Are consumers ready to let self-driving cars take the wheel?

Travelling by self-driving car is the future, but how are consumers responding to such developments today—are they scared to let AI take the helm?

Self-driving cars are here. Not in the mainstream of the mobility sector just yet, but more organisations are innovating and adopting new technologies to allow fully autonomous vehicle functions. 

But, are commuters prepared to let cars roam the streets without drivers, or will they eliminate the fact due to the level of concern around safety? 

According to Lloyd’s Register Foundation’s Worlds Risk Poll, 27% of the world’s population say they would feel safe in a self-driving car. The result comes as no surprise as autonomous driving is still a fairly new concept for the average consumer, but nevertheless, if they aren’t able to get on board with the idea, they may find themselves walking in decades to come. 

Autonomy is making its way into the automotive industry and is providing scope for new technology entrants, bringing self-driving tech fitted to some of the current electric vehicles (EVs). 

However, the benefits are said to outweigh the risks as artificial intelligence (AI) is more capable and more switched on than the majority of drivers, and is said to transform the safety aspect of transportation by eliminating factors like human error, distraction, fatigue. In fact, 65% of people recognise this and do not feel safe riding with a human driver.

Nevertheless, the results from the poll highlight a positive effect from self-driving technologies, but also shows organisations must focus on the trust element of autonomous vehicles to bring more consumers on board. 

The results from the latest World Risk Poll indicate significant trust issues with perceptions of the safety of self-driving vehicles. Despite technological advancements and anticipated safety benefits, there is still much work to be done – both in terms of regulation, and in working with communities to ensure that the public have confidence in these vehicles,” says Dr Sarah Cumbers, Director of Evidence and Insight at Lloyd’s Register Foundation.

“That’s why Lloyd’s Register Foundation supports programmes, such as the Assuring Autonomy International Programme at the University of York, that are working to ensure the safe introduction of autonomous systems, including self-driving cars.”

Also talking to this point, Dr Ana MacIntosh, Programme Manager at the Assuring Autonomy International Programme, says: 

"With the support of Lloyd's Register Foundation, the Assuring Autonomy International Programme is leading the safe introduction of autonomous systems, including self-driving cars. 

“We provide guidance that helps engineers and developers work systematically to provide structured evidence that their systems are safe. We are also working with regulators so that they can ask manufacturers the right questions to assess the safety of systems presented to them. With clear and understandable ways to demonstrate safety, we can start to establish public trust in self-driving cars."

Eastern countries see less risk in autonomous EVs

The study shows that people in Denmark are the most likely to feel that AI can help, not hinder, them—as 45% claimed. Closely following those in the North of Europe, commuters in the United Arab Emirates and Afghanistan are also supportive of AI—Indonesia, Zimbabwe, and Gabon following these countries. 

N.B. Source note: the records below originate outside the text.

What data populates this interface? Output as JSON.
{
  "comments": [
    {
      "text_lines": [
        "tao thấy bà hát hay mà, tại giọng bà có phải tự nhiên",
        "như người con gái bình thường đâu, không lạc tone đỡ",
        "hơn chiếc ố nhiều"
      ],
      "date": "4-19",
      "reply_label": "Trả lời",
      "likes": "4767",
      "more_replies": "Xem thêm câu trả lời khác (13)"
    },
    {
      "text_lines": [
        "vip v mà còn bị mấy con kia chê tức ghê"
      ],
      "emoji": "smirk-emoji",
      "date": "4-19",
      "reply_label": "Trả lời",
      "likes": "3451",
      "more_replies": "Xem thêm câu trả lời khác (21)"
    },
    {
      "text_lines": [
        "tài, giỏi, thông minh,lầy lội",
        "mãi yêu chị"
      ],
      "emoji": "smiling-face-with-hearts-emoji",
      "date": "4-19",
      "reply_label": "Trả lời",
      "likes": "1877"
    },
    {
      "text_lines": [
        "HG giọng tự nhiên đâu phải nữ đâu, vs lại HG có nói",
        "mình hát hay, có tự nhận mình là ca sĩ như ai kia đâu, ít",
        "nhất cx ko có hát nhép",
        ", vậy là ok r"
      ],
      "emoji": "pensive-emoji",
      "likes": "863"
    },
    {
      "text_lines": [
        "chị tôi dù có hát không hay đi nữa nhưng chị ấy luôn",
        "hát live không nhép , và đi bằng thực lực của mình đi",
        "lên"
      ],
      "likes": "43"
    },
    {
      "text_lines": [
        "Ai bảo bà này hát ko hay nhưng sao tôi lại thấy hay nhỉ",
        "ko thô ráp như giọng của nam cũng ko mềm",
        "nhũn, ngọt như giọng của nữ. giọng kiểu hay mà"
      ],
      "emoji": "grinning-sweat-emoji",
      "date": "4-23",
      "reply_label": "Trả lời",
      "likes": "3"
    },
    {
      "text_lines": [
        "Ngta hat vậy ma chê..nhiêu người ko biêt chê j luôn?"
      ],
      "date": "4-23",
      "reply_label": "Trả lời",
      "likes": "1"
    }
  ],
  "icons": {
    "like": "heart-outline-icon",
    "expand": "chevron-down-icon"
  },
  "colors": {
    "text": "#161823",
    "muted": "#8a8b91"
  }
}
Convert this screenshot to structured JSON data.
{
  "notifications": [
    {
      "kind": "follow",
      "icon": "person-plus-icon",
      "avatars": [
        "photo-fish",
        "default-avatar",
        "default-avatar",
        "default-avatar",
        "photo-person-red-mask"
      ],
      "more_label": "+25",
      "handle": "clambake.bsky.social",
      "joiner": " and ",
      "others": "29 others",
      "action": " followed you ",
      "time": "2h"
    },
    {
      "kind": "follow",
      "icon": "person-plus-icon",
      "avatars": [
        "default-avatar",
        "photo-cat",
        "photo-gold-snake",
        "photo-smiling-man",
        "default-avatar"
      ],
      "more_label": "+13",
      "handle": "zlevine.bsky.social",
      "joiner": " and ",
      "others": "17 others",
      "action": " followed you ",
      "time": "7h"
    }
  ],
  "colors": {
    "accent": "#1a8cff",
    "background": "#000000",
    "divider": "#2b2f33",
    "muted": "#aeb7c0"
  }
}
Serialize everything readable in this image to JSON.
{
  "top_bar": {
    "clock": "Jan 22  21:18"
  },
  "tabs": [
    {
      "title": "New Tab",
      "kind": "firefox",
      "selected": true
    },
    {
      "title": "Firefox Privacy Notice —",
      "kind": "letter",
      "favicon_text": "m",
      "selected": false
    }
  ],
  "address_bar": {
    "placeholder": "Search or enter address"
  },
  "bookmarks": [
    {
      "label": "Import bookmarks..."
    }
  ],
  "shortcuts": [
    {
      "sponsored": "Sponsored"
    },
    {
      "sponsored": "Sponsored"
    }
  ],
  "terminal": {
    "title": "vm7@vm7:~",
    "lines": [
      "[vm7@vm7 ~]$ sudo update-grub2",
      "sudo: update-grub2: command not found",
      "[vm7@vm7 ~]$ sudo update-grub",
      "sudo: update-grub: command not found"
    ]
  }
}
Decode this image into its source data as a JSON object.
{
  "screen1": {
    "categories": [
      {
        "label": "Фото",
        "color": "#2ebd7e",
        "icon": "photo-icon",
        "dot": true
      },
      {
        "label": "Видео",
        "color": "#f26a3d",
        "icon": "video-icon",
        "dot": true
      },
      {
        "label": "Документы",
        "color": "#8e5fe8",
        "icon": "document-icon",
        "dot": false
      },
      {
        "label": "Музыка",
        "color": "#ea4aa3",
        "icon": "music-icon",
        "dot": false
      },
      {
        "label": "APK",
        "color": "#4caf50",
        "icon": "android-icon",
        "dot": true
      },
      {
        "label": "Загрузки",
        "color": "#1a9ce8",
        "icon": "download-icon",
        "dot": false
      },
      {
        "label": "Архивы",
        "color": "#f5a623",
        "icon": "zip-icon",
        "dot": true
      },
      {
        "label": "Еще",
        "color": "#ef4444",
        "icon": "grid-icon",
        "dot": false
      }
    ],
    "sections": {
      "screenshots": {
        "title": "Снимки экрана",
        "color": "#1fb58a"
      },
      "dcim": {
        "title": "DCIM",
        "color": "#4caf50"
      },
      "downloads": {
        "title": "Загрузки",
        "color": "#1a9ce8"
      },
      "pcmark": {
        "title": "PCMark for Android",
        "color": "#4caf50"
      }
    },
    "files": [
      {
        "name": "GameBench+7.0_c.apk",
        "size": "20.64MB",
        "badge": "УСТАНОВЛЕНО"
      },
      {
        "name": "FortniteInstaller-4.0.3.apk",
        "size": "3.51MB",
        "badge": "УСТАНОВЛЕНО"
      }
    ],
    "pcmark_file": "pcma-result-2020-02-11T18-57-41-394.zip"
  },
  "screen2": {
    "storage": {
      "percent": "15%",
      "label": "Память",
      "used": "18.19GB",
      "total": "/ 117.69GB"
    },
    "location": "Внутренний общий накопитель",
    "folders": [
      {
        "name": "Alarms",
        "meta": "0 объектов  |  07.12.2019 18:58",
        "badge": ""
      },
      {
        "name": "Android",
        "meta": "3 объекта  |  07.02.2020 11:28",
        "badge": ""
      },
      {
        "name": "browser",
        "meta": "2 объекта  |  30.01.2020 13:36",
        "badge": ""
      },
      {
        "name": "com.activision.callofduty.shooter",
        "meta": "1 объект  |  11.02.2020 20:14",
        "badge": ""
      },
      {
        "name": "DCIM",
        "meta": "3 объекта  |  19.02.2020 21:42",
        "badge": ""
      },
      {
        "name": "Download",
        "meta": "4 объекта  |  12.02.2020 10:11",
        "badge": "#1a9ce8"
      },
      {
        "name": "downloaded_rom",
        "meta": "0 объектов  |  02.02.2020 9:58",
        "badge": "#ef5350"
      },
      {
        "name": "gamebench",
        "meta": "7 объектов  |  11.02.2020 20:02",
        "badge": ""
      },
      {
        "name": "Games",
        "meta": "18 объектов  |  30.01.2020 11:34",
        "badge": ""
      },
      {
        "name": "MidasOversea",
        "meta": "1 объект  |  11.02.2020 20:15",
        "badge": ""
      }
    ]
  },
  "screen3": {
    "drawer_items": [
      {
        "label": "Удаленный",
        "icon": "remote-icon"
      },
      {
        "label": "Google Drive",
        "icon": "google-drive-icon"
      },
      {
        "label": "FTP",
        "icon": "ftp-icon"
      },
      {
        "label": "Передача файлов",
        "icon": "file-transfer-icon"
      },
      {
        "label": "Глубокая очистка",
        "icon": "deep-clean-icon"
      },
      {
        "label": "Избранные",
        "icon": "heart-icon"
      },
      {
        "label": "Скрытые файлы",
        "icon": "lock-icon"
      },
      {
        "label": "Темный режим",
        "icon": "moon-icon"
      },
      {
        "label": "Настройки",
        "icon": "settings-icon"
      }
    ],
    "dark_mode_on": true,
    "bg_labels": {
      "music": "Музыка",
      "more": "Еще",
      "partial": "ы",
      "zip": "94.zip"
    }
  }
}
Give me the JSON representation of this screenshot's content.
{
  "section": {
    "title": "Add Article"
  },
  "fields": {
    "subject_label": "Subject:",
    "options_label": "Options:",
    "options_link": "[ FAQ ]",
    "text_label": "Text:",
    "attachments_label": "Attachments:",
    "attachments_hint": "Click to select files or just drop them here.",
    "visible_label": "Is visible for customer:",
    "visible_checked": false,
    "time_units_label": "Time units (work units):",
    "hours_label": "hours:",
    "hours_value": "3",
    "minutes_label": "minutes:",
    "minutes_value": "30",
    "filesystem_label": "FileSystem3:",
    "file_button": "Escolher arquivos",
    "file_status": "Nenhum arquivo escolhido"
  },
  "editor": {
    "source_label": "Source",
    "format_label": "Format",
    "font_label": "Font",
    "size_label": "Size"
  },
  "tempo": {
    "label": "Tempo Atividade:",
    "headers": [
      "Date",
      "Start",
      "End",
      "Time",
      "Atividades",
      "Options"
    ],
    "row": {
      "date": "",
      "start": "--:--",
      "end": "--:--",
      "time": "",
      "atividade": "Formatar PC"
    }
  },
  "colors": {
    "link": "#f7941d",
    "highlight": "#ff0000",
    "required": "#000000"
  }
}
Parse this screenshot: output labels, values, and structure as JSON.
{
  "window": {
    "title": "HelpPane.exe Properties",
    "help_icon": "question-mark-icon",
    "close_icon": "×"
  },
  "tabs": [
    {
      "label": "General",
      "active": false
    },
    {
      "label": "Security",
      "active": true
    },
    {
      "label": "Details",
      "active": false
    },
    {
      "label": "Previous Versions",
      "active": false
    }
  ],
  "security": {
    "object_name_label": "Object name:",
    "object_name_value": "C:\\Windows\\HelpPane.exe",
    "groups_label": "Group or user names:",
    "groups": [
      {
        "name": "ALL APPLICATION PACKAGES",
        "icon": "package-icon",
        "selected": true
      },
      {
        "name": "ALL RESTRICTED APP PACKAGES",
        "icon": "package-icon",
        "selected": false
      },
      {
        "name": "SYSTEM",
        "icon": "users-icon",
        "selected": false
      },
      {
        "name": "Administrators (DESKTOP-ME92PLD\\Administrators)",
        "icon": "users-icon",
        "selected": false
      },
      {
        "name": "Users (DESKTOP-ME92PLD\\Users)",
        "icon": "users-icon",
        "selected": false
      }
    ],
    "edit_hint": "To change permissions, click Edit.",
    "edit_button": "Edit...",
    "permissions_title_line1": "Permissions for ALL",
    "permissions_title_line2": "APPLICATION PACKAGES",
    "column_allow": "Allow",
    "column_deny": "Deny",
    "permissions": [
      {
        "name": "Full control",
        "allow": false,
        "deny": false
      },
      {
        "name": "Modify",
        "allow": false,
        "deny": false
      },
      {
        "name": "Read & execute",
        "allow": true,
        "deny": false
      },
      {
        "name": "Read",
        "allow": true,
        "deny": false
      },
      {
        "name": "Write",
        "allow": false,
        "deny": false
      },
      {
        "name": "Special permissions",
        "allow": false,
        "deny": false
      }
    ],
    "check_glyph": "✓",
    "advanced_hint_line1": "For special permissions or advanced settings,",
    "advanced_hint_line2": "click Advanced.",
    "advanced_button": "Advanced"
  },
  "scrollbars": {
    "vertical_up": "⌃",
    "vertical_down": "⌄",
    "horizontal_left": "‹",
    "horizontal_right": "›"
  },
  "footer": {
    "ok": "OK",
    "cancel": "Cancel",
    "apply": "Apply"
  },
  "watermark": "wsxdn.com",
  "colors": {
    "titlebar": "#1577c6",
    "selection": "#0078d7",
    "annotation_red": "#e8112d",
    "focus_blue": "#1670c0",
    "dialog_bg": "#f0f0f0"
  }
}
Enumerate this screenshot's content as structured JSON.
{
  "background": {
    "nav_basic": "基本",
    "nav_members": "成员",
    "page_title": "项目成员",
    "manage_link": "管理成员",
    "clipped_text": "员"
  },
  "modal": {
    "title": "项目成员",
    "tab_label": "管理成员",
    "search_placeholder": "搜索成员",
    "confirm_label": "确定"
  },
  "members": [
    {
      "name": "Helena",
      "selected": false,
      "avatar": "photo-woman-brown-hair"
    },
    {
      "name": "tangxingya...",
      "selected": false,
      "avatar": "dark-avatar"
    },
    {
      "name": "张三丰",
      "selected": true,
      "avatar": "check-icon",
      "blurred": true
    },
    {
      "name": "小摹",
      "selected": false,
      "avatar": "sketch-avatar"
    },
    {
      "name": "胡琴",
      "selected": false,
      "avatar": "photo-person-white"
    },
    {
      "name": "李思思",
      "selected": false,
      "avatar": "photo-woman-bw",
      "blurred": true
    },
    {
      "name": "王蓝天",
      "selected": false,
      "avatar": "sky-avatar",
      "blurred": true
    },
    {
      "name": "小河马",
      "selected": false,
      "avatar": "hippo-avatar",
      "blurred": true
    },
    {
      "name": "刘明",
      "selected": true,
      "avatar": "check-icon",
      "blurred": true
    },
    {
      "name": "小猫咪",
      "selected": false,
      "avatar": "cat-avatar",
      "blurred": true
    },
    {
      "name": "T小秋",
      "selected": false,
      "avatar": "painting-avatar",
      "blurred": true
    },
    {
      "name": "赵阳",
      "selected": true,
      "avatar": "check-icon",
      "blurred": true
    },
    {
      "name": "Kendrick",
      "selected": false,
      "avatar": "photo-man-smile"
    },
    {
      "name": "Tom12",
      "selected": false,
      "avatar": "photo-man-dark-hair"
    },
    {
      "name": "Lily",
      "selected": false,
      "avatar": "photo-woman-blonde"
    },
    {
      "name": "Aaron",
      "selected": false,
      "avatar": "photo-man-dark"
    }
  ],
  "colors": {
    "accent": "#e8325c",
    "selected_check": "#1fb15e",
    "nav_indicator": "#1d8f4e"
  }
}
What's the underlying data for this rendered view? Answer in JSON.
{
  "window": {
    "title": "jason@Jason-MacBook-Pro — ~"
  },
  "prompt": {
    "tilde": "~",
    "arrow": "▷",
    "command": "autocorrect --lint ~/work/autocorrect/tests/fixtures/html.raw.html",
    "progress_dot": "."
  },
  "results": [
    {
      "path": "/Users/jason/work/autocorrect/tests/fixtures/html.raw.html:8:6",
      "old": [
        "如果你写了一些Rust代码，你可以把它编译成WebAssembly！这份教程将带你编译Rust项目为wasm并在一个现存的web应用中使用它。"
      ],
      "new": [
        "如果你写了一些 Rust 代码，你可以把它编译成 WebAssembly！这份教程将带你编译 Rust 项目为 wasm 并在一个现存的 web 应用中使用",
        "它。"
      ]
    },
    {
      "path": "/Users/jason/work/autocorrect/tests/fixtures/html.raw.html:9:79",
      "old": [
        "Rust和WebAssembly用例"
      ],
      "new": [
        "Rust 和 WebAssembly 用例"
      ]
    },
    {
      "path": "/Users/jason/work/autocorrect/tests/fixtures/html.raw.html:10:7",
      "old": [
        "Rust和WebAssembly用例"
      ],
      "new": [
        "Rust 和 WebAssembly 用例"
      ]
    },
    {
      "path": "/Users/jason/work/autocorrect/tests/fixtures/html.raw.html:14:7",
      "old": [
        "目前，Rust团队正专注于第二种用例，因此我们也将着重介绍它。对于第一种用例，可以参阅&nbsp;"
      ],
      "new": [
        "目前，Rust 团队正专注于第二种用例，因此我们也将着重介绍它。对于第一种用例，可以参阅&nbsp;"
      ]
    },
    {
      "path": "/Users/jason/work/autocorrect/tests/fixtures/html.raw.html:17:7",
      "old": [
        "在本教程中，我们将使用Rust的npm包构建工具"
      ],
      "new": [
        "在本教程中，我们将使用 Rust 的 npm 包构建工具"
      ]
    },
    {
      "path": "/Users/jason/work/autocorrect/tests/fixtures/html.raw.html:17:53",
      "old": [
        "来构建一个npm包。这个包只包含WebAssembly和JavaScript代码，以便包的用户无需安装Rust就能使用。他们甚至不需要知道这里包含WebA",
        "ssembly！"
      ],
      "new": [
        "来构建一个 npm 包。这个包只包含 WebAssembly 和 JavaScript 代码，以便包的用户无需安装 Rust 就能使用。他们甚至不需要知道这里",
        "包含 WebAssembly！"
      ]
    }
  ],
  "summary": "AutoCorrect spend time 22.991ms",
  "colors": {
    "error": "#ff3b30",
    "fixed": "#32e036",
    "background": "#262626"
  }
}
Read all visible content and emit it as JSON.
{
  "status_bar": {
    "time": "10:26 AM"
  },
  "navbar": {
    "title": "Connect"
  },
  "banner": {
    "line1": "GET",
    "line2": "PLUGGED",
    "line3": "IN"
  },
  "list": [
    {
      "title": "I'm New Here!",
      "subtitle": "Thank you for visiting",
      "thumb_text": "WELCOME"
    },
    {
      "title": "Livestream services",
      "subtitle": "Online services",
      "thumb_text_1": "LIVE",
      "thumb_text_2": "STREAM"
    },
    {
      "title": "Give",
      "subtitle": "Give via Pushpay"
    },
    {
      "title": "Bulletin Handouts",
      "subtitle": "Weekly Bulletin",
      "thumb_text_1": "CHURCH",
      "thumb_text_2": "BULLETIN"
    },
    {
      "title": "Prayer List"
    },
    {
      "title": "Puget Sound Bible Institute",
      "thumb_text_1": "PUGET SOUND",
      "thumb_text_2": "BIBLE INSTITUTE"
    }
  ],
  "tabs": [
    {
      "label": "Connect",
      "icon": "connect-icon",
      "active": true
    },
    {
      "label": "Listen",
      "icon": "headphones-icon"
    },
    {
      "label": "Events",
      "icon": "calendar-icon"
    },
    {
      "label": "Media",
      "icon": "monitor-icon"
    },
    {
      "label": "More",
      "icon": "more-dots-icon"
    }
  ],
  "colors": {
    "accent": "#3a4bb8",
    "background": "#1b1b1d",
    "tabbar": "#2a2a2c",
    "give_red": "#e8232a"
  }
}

Data from the Lloyd's Register Foundation showing views on AI per country.

There’s a point to be made from this as we recognise the trend of lower risk in less economically developed countries. 

Perhaps this is due to the overall risk in each country and the exposure to more danger across these countries. More developed economies are those that produce autonomous vehicle technologies, but fail to see the benefits in the same light as those living in LEDCs. It’s also important to note that between 17% to 30% of countries’ occupants share no opinion on the matter, meaning the data is representative of up to 70% of the populations. 

Data form the Lloyd's Register Foundation representing responses by country on a global map.

Much of Africa has not shared an opinion on the use of AI, as well as areas of Latin America and the Middle East. One of the biggest advocates of AI is China, which is not only the leading country in EV adoption at an affordable cost, but is also heavily dependent on the technology industry.